Once during previous year room was full of smoke because chimney return the smoke back. Usually everything work fine, but in that moment pressure was too low like never before. I found that fact later when I complain to chimney sweep. He suggested me always to look data about pressure (I am not using fireplace very often)…

So, if station pressure data from AIR will help me in not ruining romantic event, then this data will be very useful :slight_smile: Baked hot bread is great and brewing bear is excellent idea :slight_smile:


#15

So if you want station pressure can you not just set your elevation to 0


#16

Hi @coyyote . The solution is much easier…just look at ‘Station Pressure’ in the List View screen.


pinned #17

#18

Hi there, my Air sensor’s pressure measurement

did something strange this morning. Pressure was pretty steady all night (clear skies, no synoptic weather systems moving in) and then suddenly the pressure increased by almost 3 millibars in only one minute, then remained steady as before (see attachment). Was this a calibration? There are two other weather sensors within a half a mile from me and neither of them saw this jump, therefore I believe it was my sensor. Staiton # 6079.

Am I correct in this assumption? Also, does this sort of thing happen often? My sensor has only been in operation for about 5 days, but this data jump is a little discouraging. Thanks!


#19

It could also be that a calibration was applied to your station at that time.


#20

Right, that’s what I figured, but my concern is how often are these applied/necessary? This is a pretty significant data jump and I’m hoping this doesn’t happen very often. Again, I’ve only been up and running for 5+ days.


#21

It is consistently being check and will be applied as necessary. Once it settles down you should not notice any big changes.

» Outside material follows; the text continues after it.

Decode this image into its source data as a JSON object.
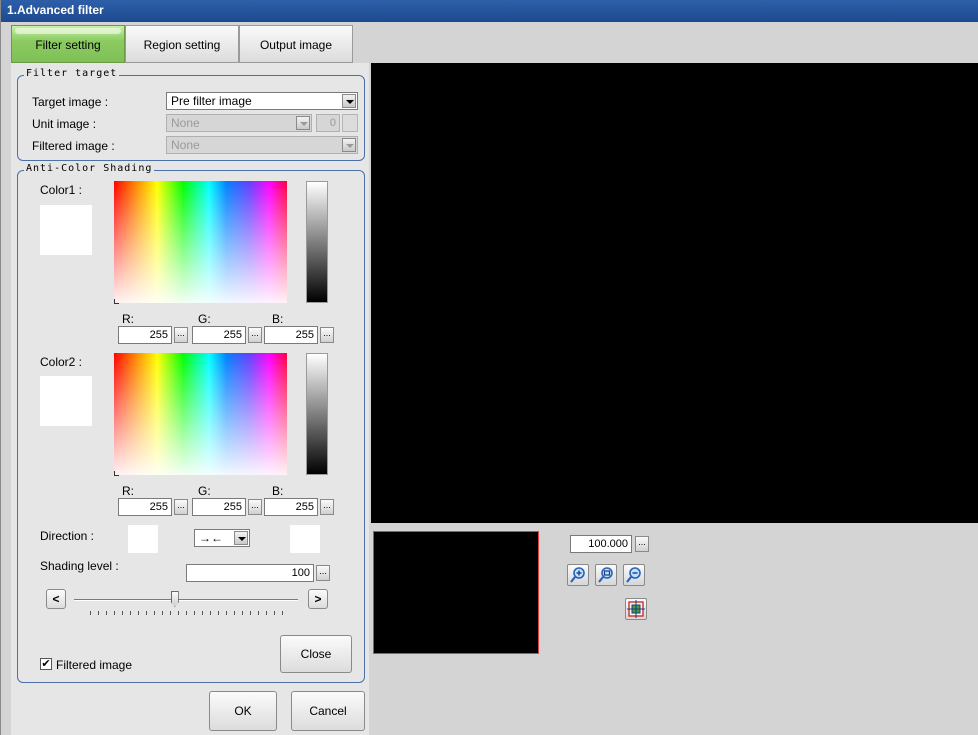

I’m not sure why you are concerned that it is being calibrated. I would be concerned if it did not get calibrated.